At about 5pm this afternoon, after a rather frustrating day in an archive which shall remain nameless (as I need them to let me back in tomorrow) I decided to go and see what was on-sale at the TKTS booth in Times Square. I was rather hoping that this might include The Addams Family, but it was not to be. My second choice had been David Mamet's new play, Race, but as I made my way through the hordes, my eye was caught by a billboard for Promises, Promises, which prominently displayed Kristen Chenoweth's name, add the fact that seats were on at a 50% discount at the booth and there was no contest – especially as Broadway Grosses suggest I could turn up there practically any night in the next two weeks and get a discounted ticket for the Mamet.
Despite the presence of Chenoweth, undoubtedly a performer for whom the epithet “star” might have been coined – if by star you mean, as I do, a performer from whom one cannot take one's eyes every moment she is on stage – there are all sorts of reasons why this show really shouldn't work. Let me give you just three. One – parts of Sean Hayes's performance of the male lead where he seems to be under the delusion that he is still playing Jack in an episode of Will and Grace rather than the quite different character of Chuck Baxter. Two – much of the ensemble choreography – this is one of those shows were there is something of a disjunction between movement and music. Three – Kristin Chenoweth picking up a guitar which Sean Hayes just happens to have lying around in his apartment and launching into an almost unbearably twee rendention of I'll Never Fall in Love Again (a moment however blessedly enlivened in this evening's performance when Chenoweth caught her dressing gown on the tuning peg and both performers ended the number practically dissolved in hysterics).
And yet, despite these and other irritations this show has something, in some ways the other side of each of the disadvantages I've just listed. For every moment when Hayes's campness is ruining the characterisation there are softer, underplayed moments that make you believe in him – I would say firmly that if he stopped playing to the gallery of Will and Grace fans who are undoubtedly attending this show because of that connection he could give a really striking performance. Leaving aside the number previously mentioned, Chenoweth's performance is constantly heart-breaking – brittle, edgy, vulnerable. She has three stunning ballads (Knowing When to Leave, Whoever You Are and, perhaps above all, A House is Not a Home) which are achingly sad.
More fundamentally, this is an intrinsically interesting musical which deserves a revival, even if it is not completely a success. The book has plenty of good sharp lines in it. While one can be forgiven for thinking at the beginning that this is material done more brightly by Frank Loesser in How to Succeed in Business or by Richard Morris, Jeanine Tesori and Dick Scanlan in Thoroughly Modern Millie much of it is actually far closer to the world of Sweet Charity. It is really quite unclear, or at least it was to me, whether there was going to be a happy ending.

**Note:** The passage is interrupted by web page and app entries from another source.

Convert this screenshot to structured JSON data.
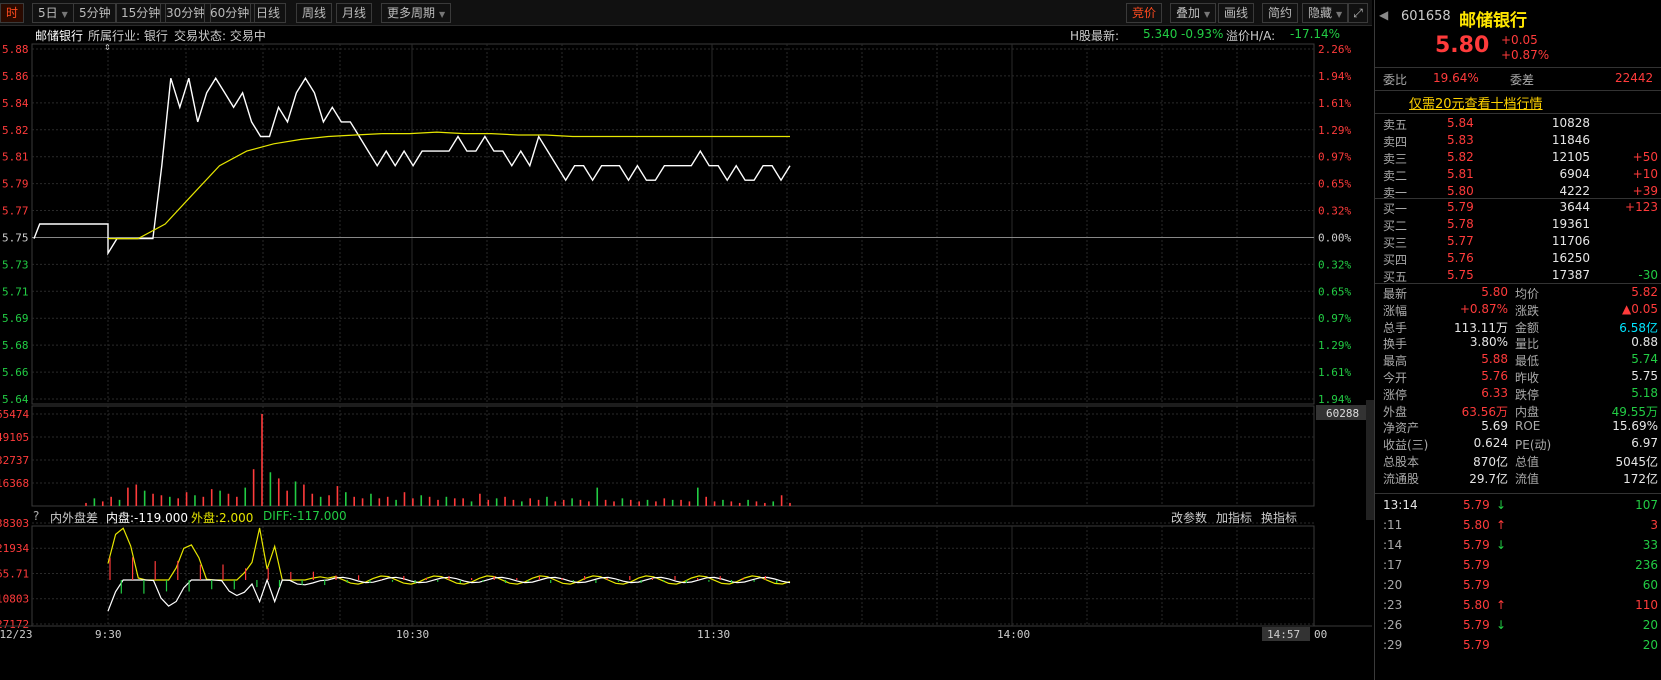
{
  "toolbar": {
    "buttons": [
      "时",
      "5日",
      "5分钟",
      "15分钟",
      "30分钟",
      "60分钟",
      "日线",
      "周线",
      "月线",
      "更多周期"
    ],
    "right_buttons": [
      "竞价",
      "叠加",
      "画线",
      "简约",
      "隐藏"
    ],
    "expand_icon": "expand-icon"
  },
  "header": {
    "stock_name": "邮储银行",
    "industry": "所属行业: 银行",
    "status": "交易状态: 交易中",
    "h_label": "H股最新:",
    "h_price": "5.340",
    "h_change": "-0.93%",
    "premium_label": "溢价H/A:",
    "premium_value": "-17.14%",
    "h_tag": "H股"
  },
  "chart_data": {
    "type": "line",
    "price_axis": [
      "5.88",
      "5.86",
      "5.84",
      "5.82",
      "5.81",
      "5.79",
      "5.77",
      "5.75",
      "5.73",
      "5.71",
      "5.69",
      "5.68",
      "5.66",
      "5.64"
    ],
    "pct_axis": [
      "2.26%",
      "1.94%",
      "1.61%",
      "1.29%",
      "0.97%",
      "0.65%",
      "0.32%",
      "0.00%",
      "0.32%",
      "0.65%",
      "0.97%",
      "1.29%",
      "1.61%",
      "1.94%"
    ],
    "prev_close": 5.75,
    "ylim": [
      5.62,
      5.88
    ],
    "volume_axis": [
      "65474",
      "49105",
      "32737",
      "16368"
    ],
    "volume_marker": "60288",
    "x_labels": [
      "12/23",
      "9:30",
      "10:30",
      "11:30",
      "14:00",
      "14:57",
      "00"
    ],
    "series": [
      {
        "color": "#ffffff",
        "values": [
          5.75,
          5.76,
          5.76,
          5.76,
          5.76,
          5.76,
          5.76,
          5.76,
          5.76,
          5.76,
          5.76,
          5.76,
          5.76,
          5.76,
          5.74,
          5.75,
          5.75,
          5.75,
          5.75,
          5.75,
          5.8,
          5.86,
          5.84,
          5.86,
          5.83,
          5.85,
          5.86,
          5.85,
          5.84,
          5.85,
          5.83,
          5.82,
          5.82,
          5.84,
          5.83,
          5.85,
          5.86,
          5.85,
          5.83,
          5.84,
          5.83,
          5.83,
          5.82,
          5.81,
          5.8,
          5.81,
          5.8,
          5.81,
          5.8,
          5.81,
          5.81,
          5.81,
          5.81,
          5.82,
          5.81,
          5.81,
          5.82,
          5.81,
          5.81,
          5.8,
          5.81,
          5.8,
          5.82,
          5.81,
          5.8,
          5.79,
          5.8,
          5.8,
          5.79,
          5.8,
          5.8,
          5.8,
          5.79,
          5.8,
          5.79,
          5.79,
          5.8,
          5.8,
          5.8,
          5.8,
          5.81,
          5.8,
          5.8,
          5.79,
          5.8,
          5.79,
          5.79,
          5.8,
          5.8,
          5.79,
          5.8
        ]
      },
      {
        "color": "#e6e600",
        "values": [
          5.75,
          5.75,
          5.75,
          5.76,
          5.78,
          5.8,
          5.81,
          5.815,
          5.818,
          5.82,
          5.821,
          5.822,
          5.822,
          5.823,
          5.822,
          5.822,
          5.821,
          5.821,
          5.82,
          5.82,
          5.82,
          5.82,
          5.82,
          5.82,
          5.82,
          5.82,
          5.82
        ]
      }
    ],
    "volume": [
      2,
      5,
      3,
      6,
      4,
      12,
      14,
      10,
      8,
      7,
      6,
      5,
      9,
      7,
      6,
      11,
      10,
      8,
      6,
      12,
      24,
      60,
      22,
      18,
      10,
      16,
      14,
      8,
      6,
      7,
      13,
      9,
      6,
      5,
      8,
      5,
      6,
      4,
      9,
      5,
      7,
      6,
      4,
      6,
      5,
      5,
      3,
      8,
      4,
      5,
      6,
      4,
      3,
      5,
      4,
      6,
      3,
      4,
      5,
      4,
      3,
      12,
      4,
      3,
      5,
      4,
      3,
      4,
      3,
      5,
      4,
      4,
      3,
      12,
      6,
      3,
      4,
      3,
      2,
      4,
      3,
      2,
      3,
      7,
      2
    ],
    "volume_ylim": [
      0,
      65474
    ]
  },
  "indicator": {
    "name": "内外盘差",
    "inner_label": "内盘:-119.000",
    "outer_label": "外盘:2.000",
    "diff_label": "DIFF:-117.000",
    "axis": [
      "38303",
      "21934",
      "65.71",
      "10803",
      "27172"
    ],
    "actions": [
      "改参数",
      "加指标",
      "换指标"
    ]
  },
  "sidebar": {
    "code": "601658",
    "name": "邮储银行",
    "price": "5.80",
    "change": "+0.05",
    "change_pct": "+0.87%",
    "weibi_label": "委比",
    "weibi_value": "19.64%",
    "weicha_label": "委差",
    "weicha_value": "22442",
    "promo": "仅需20元查看十档行情",
    "asks": [
      {
        "label": "卖五",
        "price": "5.84",
        "vol": "10828",
        "delta": ""
      },
      {
        "label": "卖四",
        "price": "5.83",
        "vol": "11846",
        "delta": ""
      },
      {
        "label": "卖三",
        "price": "5.82",
        "vol": "12105",
        "delta": "+50"
      },
      {
        "label": "卖二",
        "price": "5.81",
        "vol": "6904",
        "delta": "+10"
      },
      {
        "label": "卖一",
        "price": "5.80",
        "vol": "4222",
        "delta": "+39"
      }
    ],
    "bids": [
      {
        "label": "买一",
        "price": "5.79",
        "vol": "3644",
        "delta": "+123"
      },
      {
        "label": "买二",
        "price": "5.78",
        "vol": "19361",
        "delta": ""
      },
      {
        "label": "买三",
        "price": "5.77",
        "vol": "11706",
        "delta": ""
      },
      {
        "label": "买四",
        "price": "5.76",
        "vol": "16250",
        "delta": ""
      },
      {
        "label": "买五",
        "price": "5.75",
        "vol": "17387",
        "delta": "-30"
      }
    ],
    "stats": [
      {
        "l1": "最新",
        "v1": "5.80",
        "c1": "red",
        "l2": "均价",
        "v2": "5.82",
        "c2": "red"
      },
      {
        "l1": "涨幅",
        "v1": "+0.87%",
        "c1": "red",
        "l2": "涨跌",
        "v2": "▲0.05",
        "c2": "red"
      },
      {
        "l1": "总手",
        "v1": "113.11万",
        "c1": "white",
        "l2": "金额",
        "v2": "6.58亿",
        "c2": "cyan"
      },
      {
        "l1": "换手",
        "v1": "3.80%",
        "c1": "white",
        "l2": "量比",
        "v2": "0.88",
        "c2": "white"
      },
      {
        "l1": "最高",
        "v1": "5.88",
        "c1": "red",
        "l2": "最低",
        "v2": "5.74",
        "c2": "green"
      },
      {
        "l1": "今开",
        "v1": "5.76",
        "c1": "red",
        "l2": "昨收",
        "v2": "5.75",
        "c2": "white"
      },
      {
        "l1": "涨停",
        "v1": "6.33",
        "c1": "red",
        "l2": "跌停",
        "v2": "5.18",
        "c2": "green"
      },
      {
        "l1": "外盘",
        "v1": "63.56万",
        "c1": "red",
        "l2": "内盘",
        "v2": "49.55万",
        "c2": "green"
      },
      {
        "l1": "净资产",
        "v1": "5.69",
        "c1": "white",
        "l2": "ROE",
        "v2": "15.69%",
        "c2": "white"
      },
      {
        "l1": "收益(三)",
        "v1": "0.624",
        "c1": "white",
        "l2": "PE(动)",
        "v2": "6.97",
        "c2": "white"
      },
      {
        "l1": "总股本",
        "v1": "870亿",
        "c1": "white",
        "l2": "总值",
        "v2": "5045亿",
        "c2": "white"
      },
      {
        "l1": "流通股",
        "v1": "29.7亿",
        "c1": "white",
        "l2": "流值",
        "v2": "172亿",
        "c2": "white"
      }
    ],
    "ticks": [
      {
        "time": "13:14",
        "price": "5.79",
        "dir": "↓",
        "vol": "107",
        "vc": "green"
      },
      {
        "time": ":11",
        "price": "5.80",
        "dir": "↑",
        "vol": "3",
        "vc": "red"
      },
      {
        "time": ":14",
        "price": "5.79",
        "dir": "↓",
        "vol": "33",
        "vc": "green"
      },
      {
        "time": ":17",
        "price": "5.79",
        "dir": "",
        "vol": "236",
        "vc": "green"
      },
      {
        "time": ":20",
        "price": "5.79",
        "dir": "",
        "vol": "60",
        "vc": "green"
      },
      {
        "time": ":23",
        "price": "5.80",
        "dir": "↑",
        "vol": "110",
        "vc": "red"
      },
      {
        "time": ":26",
        "price": "5.79",
        "dir": "↓",
        "vol": "20",
        "vc": "green"
      },
      {
        "time": ":29",
        "price": "5.79",
        "dir": "",
        "vol": "20",
        "vc": "green"
      }
    ]
  },
  "colors": {
    "up": "#ff3b3b",
    "down": "#22cc44",
    "avg": "#e6e600",
    "price": "#ffffff",
    "grid": "#2a2a2a"
  }
}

Perhaps most of all the show reflects on a variety of aspects of love and desire, well beyond the standard musical theatre plot of boy meets girl, boy likes girl, boy and girl encounter obstacles, boy and girl live happily ever after. Instead, we have a stage littered with affairs, with women loving the wrong men even though they know they shouldn't and an innocent man almost succumbing to the seedy woman he meets in the bar out of simple despair. This show has a lot to say about these things and it is not always comfortable viewing whatever the veneer of chorus lines and upbeat tempi.
The Where's Runnicles verdict? This show is worth seeing – not just because you enjoyed Sean Hayes in Will and Grace, or because Kristin Chenoweth should be seen whatever she is doing (although the latter is still an excellent reason). Rather, see this show because against all the odds it is a thought provoking and moving piece, and one not likely to come round again in a hurry.